As Joe Vásquez of the Catholic Diocese in Austin told the American-Statesman, "This ecumenical effort, this mutual recognition of baptism, is part of our response to Jesus' prayer that 'we may all be one.'" There's a reason it's set as the opening act of a week's worth of festivities within Austin, after all. A Christian unity -- perhaps another step within the Catholic Church's recent rightward lurch; perhaps a victory for evangelicals hoping to consolidate the myriad Christian sects within America -- moves one step closer to reality, even as the organizations continue to lose share of the American electorate.

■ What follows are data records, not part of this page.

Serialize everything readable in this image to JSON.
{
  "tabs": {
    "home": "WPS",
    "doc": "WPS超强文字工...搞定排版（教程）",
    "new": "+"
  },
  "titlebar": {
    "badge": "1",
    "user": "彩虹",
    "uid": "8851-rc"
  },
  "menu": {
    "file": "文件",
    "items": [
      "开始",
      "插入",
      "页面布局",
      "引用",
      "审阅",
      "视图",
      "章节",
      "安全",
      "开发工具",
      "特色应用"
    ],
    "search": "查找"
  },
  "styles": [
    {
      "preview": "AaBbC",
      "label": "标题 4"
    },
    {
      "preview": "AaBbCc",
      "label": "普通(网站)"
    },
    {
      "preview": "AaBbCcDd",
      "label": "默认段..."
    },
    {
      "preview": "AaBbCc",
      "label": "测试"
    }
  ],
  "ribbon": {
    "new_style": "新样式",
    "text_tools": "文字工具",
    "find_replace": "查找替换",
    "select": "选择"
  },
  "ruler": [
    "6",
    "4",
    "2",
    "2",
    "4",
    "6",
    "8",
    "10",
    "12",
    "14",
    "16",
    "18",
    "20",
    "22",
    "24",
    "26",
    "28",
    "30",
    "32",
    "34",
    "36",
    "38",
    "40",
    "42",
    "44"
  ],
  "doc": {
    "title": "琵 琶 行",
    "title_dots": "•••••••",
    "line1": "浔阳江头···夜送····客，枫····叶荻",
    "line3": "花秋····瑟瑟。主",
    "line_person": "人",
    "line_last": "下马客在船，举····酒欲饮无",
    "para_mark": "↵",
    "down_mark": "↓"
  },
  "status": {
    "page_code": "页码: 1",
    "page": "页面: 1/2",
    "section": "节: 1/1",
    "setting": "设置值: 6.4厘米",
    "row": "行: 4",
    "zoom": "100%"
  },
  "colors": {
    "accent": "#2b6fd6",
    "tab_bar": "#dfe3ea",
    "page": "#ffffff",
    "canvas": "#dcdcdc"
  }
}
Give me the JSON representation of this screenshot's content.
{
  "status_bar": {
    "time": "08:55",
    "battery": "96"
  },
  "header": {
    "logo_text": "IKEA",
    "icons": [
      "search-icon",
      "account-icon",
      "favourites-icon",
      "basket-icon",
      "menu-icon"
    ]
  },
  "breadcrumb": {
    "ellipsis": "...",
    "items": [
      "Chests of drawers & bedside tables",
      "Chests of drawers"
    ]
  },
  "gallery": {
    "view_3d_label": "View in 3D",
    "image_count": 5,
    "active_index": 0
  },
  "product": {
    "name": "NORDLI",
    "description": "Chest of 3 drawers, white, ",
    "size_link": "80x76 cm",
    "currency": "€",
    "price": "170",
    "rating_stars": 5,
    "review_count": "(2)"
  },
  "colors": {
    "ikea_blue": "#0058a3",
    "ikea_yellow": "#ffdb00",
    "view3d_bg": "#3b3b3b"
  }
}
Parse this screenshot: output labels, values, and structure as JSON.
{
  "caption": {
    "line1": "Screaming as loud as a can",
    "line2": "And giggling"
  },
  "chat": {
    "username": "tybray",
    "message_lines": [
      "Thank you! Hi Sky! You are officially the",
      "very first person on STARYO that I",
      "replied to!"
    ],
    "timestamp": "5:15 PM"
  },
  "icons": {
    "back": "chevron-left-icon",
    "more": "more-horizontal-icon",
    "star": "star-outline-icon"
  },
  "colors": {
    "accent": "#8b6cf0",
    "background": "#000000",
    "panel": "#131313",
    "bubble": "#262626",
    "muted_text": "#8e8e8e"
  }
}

And yet, if you milled about the attendant religious denominations within Houston, you wouldn't have any idea that this historic moment was just around the corner and just down the road.
"I'm not really sure if anyone's aware of that," Lisa Psillas, the executive assistant to the senior pastor of the First Presbyterian Church of Houston, told Hair Balls. "Nobody here's really aware of that document."
Catherine Rogan, media relations director with the Catholic Archdiocese of Galveston-Houston, was just as befuddled. Pausing for five, eight, ten seconds, she replied, "Hm. I haven't heard of it. I'm out of the loop on it presently."
So, with one of the largest religious settlements but hours away -- I'm sure Pope Leo X's rolling over in his grave -- the major religious institutions within Houston seem to have little idea that their records, rhetoric and catechism are all set for a shift centuries in the making.
It seems there are only two possible reasons for such confessed ignorance about tomorrow's proceedings. Either these denominations are so swamped and muddled in communication issues to properly convey the details of the actual occasion -- which is entirely possible, considering that the Protestant schism originally began with something approximating a communications issue, anyway. That, or the representatives from the local denominations are far more indicative of the growing secularism within Texas than they'd like to admit.
Either way, Texas is providing a testing ground for one of the more remarkable religious rapprochements seen since Luther first emptied his local nail supply a half a millennium ago.